Annuities are contracts where the insurer agrees to make payments to the annuitant, either immediately or in the future, for some defined period. These contracts can be expensive and complicated to understand, but there are instances where the guaranteed income streams they provide are a good way to protect against market and/or longevity risk.

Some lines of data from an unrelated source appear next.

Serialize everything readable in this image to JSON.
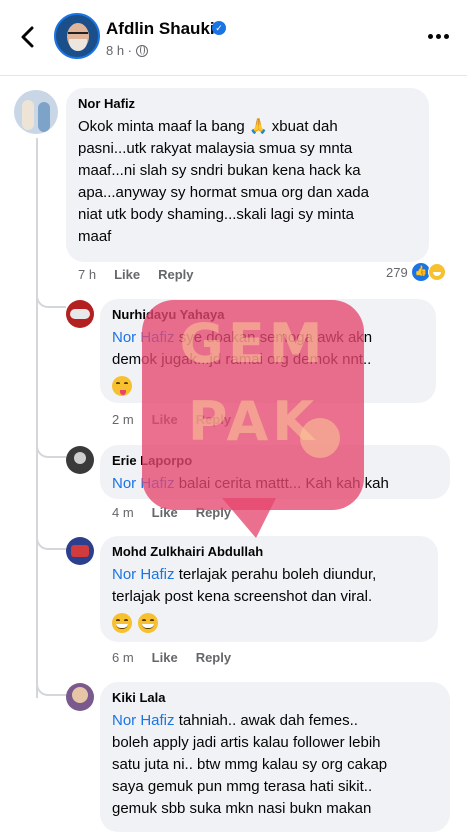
{
  "header": {
    "name": "Afdlin Shauki",
    "meta": "8 h ·"
  },
  "comments": [
    {
      "author": "Nor Hafiz",
      "lines": [
        "Okok minta maaf la bang",
        "xbuat dah",
        "pasni...utk rakyat malaysia smua sy mnta",
        "maaf...ni slah sy sndri bukan kena hack ka",
        "apa...anyway sy hormat smua org dan xada",
        "niat utk body shaming...skali lagi sy minta",
        "maaf"
      ],
      "time": "7 h",
      "like": "Like",
      "reply": "Reply",
      "reaction_count": "279"
    }
  ],
  "replies": [
    {
      "author": "Nurhidayu Yahaya",
      "mention": "Nor Hafiz",
      "lines": [
        "sye doakan semoga awk akn",
        "demok jugak...jd ramai org demok nnt.."
      ],
      "time": "2 m",
      "like": "Like",
      "reply": "Reply"
    },
    {
      "author": "Erie Laporpo",
      "mention": "Nor Hafiz",
      "lines": [
        "balai cerita mattt... Kah kah kah"
      ],
      "time": "4 m",
      "like": "Like",
      "reply": "Reply"
    },
    {
      "author": "Mohd Zulkhairi Abdullah",
      "mention": "Nor Hafiz",
      "lines": [
        "terlajak perahu boleh diundur,",
        "terlajak post kena screenshot dan viral."
      ],
      "time": "6 m",
      "like": "Like",
      "reply": "Reply"
    },
    {
      "author": "Kiki Lala",
      "mention": "Nor Hafiz",
      "lines": [
        "tahniah.. awak dah femes..",
        "boleh apply jadi artis kalau follower lebih",
        "satu juta ni.. btw mmg kalau sy org cakap",
        "saya gemuk pun mmg terasa hati sikit..",
        "gemuk sbb suka mkn nasi bukn makan"
      ]
    }
  ],
  "watermark": {
    "line1": "GEM",
    "line2": "PAK"
  },
  "colors": {
    "mention": "#1b74e4",
    "bubble": "#f0f2f5",
    "watermark": "#e6466e"
  },
  "icons": [
    "back-arrow-icon",
    "verified-icon",
    "globe-icon",
    "more-icon",
    "like-reaction-icon",
    "haha-reaction-icon"
  ]
}
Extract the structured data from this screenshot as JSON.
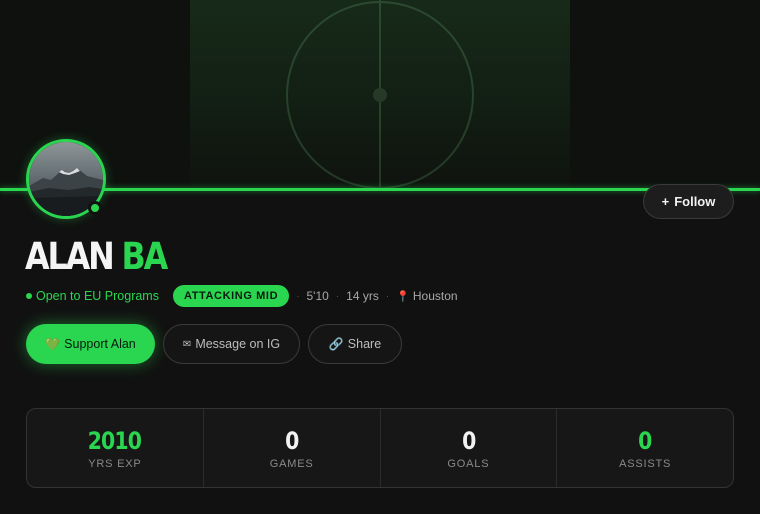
{
  "profile": {
    "first_name": "ALAN",
    "last_name": "BA",
    "status": "Open to EU Programs",
    "position": "ATTACKING MID",
    "height": "5'10",
    "age": "14 yrs",
    "location": "Houston",
    "status_color": "#2ad650",
    "accent_color": "#2ad650"
  },
  "actions": {
    "follow": "Follow",
    "follow_icon": "+",
    "support": "Support Alan",
    "support_icon": "green-heart-icon",
    "message": "Message on IG",
    "message_icon": "envelope-icon",
    "share": "Share",
    "share_icon": "link-icon"
  },
  "stats": [
    {
      "value": "2010",
      "label": "YRS EXP",
      "color": "green"
    },
    {
      "value": "0",
      "label": "GAMES",
      "color": "white"
    },
    {
      "value": "0",
      "label": "GOALS",
      "color": "white"
    },
    {
      "value": "0",
      "label": "ASSISTS",
      "color": "green"
    }
  ]
}
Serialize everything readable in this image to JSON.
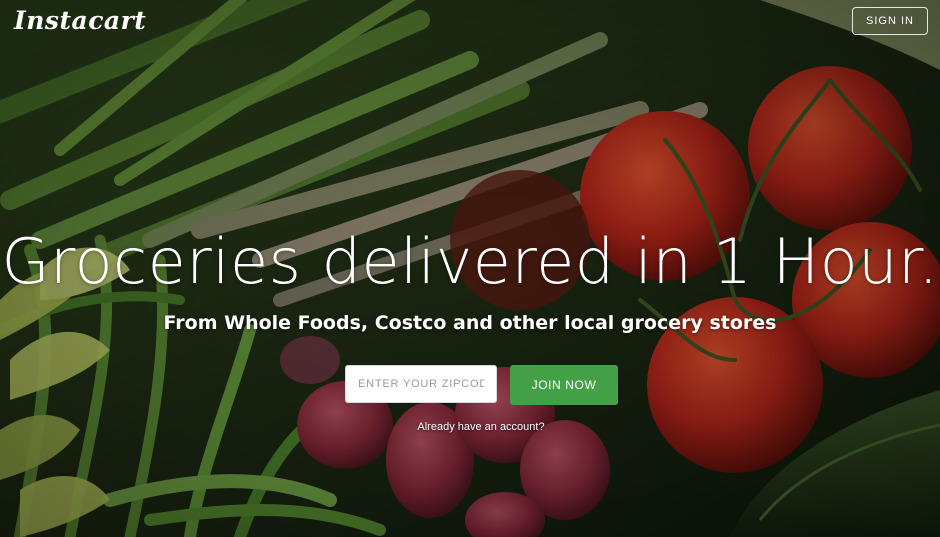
{
  "brand": {
    "logo_text": "Instacart"
  },
  "header": {
    "signin_label": "SIGN IN"
  },
  "hero": {
    "headline": "Groceries delivered in 1 Hour.",
    "subheadline": "From Whole Foods, Costco and other local grocery stores",
    "zip_placeholder": "ENTER YOUR ZIPCODE",
    "zip_value": "",
    "join_label": "JOIN NOW",
    "account_link": "Already have an account?"
  },
  "colors": {
    "join_button": "#43a047",
    "text": "#ffffff"
  }
}
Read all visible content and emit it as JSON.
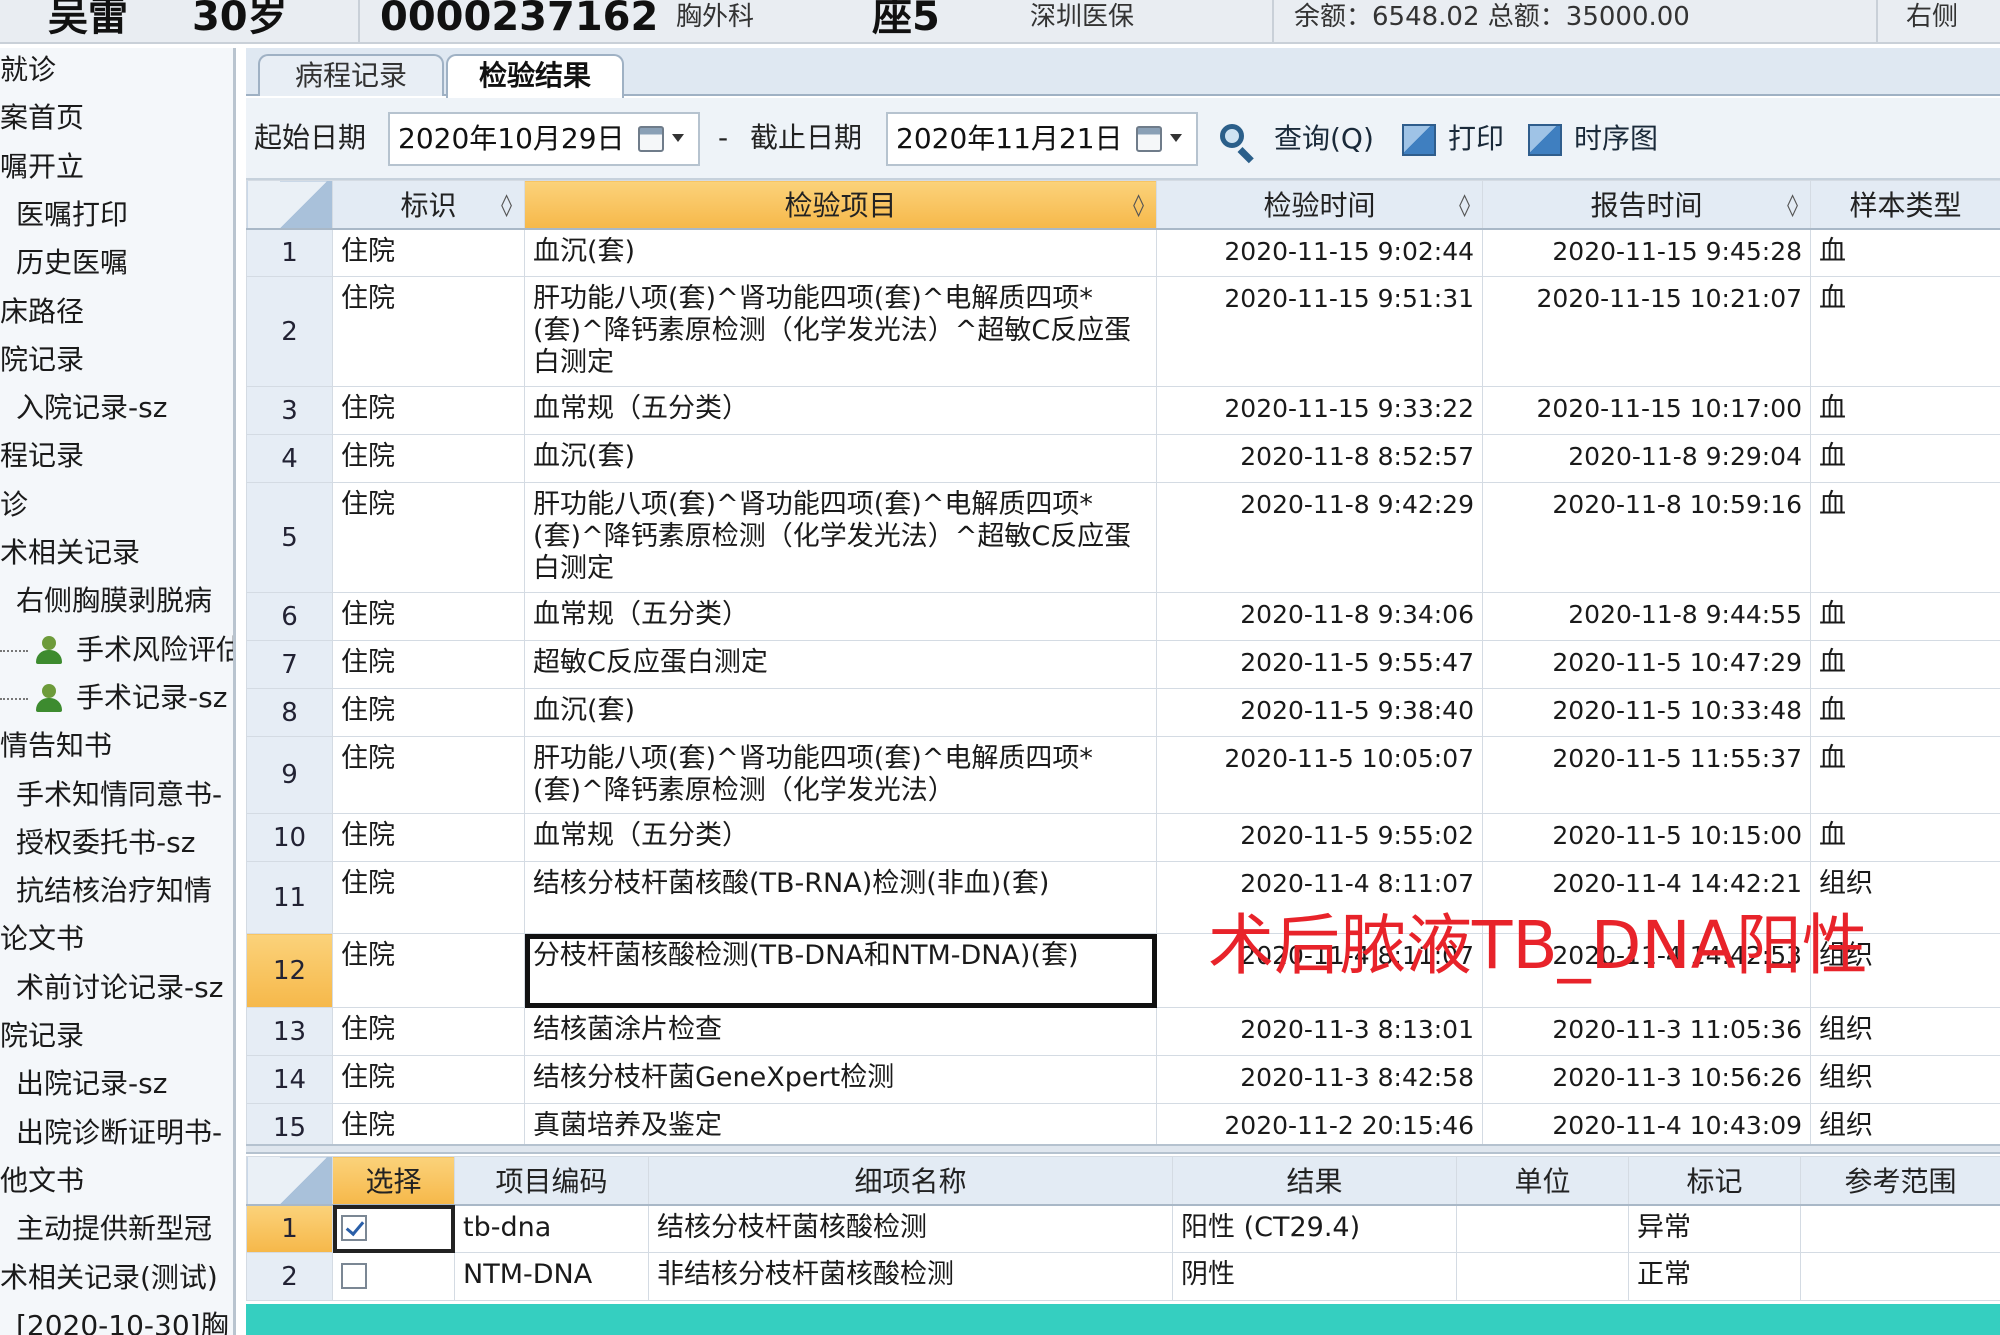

Insurance is a tradeoff where the purchaser pays the insurer to cover their risk of catastrophic financial loss due to events like death, accident, or illness. At Eagle Ridge, we do not sell any insurance or annuity products; however, we understand their value when utilized strategically. When working on a financial plan, our goal is to provide objective advice that helps our clients prioritize and achieve their financial goals. Typically, clients’ objectives for their financial plan are to save for or maintain a comfortable retirement lifestyle, purchase real estate, leave a legacy to their loved ones, fund their children or grandchildren’s educations, and protect against risks. Our aim is to provide the outline for achieving these goals while limiting income and estate taxes. We update plans as necessary for clients to help navigate various life events, milestones, and external factors. We also utilize conservative assumptions and stress test our projections so our clients can be confident in their projected outcomes.

Estimated Taxes for 2023

As 2022 tax season winds down, please keep us informed about your estimated tax liabilities for 2023. By doing so, we can ensure that there is sufficient cash distributed for taxes as necessary and avoid any potential issues with underpayments.

Capital gains taxes tend to be the most variable elements of our clients’ tax liabilities. Realized gains and losses fluctuate each year with cash needs, investment management priorities and the availability of capital losses. Typically, capital losses, which can be harvested for tax loss purposes, are more abundant during down markets. Please reach out or connect us with your accountants if we can help you better plan for your estimated taxes.